Pupil demand definitely dictated the choice of subject matter for the latest time-travelling cat adventure.  Horrible history is IN and sewers are BIG, so I chose to set my story in Victorian times, in 1858 the year the River Thames came to a complete stand still because it was so full of the brown stuff.  The plot is a murder mystery.  When a hired killer sets out to murder Joseph Bazalgette , the brilliant engineer who has a plan to solve the sewage problem, hero Topher and Ka the time-travelling cat leap into action.

The biggest influence on my writing at the moment is my grandchildren, five of them now, aged 9 months to 9 years.  Since the first was born I’ve written a clutch of picture books. The ‘Big Red Bath’ was inspired by bath-time fun, ‘Big Blue Train’ by riding on Grandad’s model steam train, the ‘Bears on the Stairs’ by their bed-time delaying tactics, ‘Ants in Your Pants’ by one of their favourite books. ‘Write us a pants book, Grandma!’ Guy Parker Rees’s gentle humour makes him the perfect illustrator for this story.

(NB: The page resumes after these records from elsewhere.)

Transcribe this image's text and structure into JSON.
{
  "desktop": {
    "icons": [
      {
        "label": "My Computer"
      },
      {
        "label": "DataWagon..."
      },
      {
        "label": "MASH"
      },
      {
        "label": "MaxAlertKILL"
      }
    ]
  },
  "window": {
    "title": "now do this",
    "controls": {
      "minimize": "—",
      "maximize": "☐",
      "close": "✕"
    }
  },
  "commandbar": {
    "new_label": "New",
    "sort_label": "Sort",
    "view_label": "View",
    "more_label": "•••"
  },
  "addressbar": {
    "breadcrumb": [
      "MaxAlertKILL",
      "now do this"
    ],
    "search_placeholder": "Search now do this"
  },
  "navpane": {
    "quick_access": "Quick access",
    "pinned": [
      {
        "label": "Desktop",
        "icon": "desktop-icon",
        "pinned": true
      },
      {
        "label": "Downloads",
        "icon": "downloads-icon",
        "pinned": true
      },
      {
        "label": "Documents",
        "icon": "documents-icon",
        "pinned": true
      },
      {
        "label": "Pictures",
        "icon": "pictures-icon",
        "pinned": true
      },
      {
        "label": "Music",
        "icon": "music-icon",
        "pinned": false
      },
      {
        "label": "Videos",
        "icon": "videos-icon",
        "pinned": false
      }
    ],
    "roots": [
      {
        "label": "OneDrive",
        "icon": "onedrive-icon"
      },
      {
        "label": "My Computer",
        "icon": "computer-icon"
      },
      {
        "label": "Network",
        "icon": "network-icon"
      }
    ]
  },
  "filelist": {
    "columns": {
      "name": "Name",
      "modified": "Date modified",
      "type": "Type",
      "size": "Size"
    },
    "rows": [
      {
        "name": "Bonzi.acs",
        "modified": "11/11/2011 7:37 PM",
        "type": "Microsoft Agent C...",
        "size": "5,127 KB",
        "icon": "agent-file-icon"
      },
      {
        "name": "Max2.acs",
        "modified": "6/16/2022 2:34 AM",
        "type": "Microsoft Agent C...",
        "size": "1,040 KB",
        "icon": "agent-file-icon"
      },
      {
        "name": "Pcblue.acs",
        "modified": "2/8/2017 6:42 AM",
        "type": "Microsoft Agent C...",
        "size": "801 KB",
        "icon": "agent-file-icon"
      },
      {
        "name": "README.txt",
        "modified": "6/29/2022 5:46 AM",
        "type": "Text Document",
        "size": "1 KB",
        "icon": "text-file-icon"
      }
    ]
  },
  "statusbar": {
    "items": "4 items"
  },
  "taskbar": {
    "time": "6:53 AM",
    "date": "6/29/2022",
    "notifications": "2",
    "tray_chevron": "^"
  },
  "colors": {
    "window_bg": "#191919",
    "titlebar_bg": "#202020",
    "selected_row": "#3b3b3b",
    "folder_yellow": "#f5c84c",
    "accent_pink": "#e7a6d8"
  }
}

I’m so lucky to have fantastic illustrators and they’re influencing my writing too.  They make me want to write more just so I can see how they interpret my words. Two imaginations are definitely better than one.  The best illustrators always add something I haven’t thought of.  Adrian Reynolds is working on ‘Big Yellow Digger’ at this moment and I can hardly wait to see his added extras  AND I’ve just had an idea for the ‘Big Green Machine’! I’d better stop babbling …

Thanks, Julia! You can visit Julia’s website here now.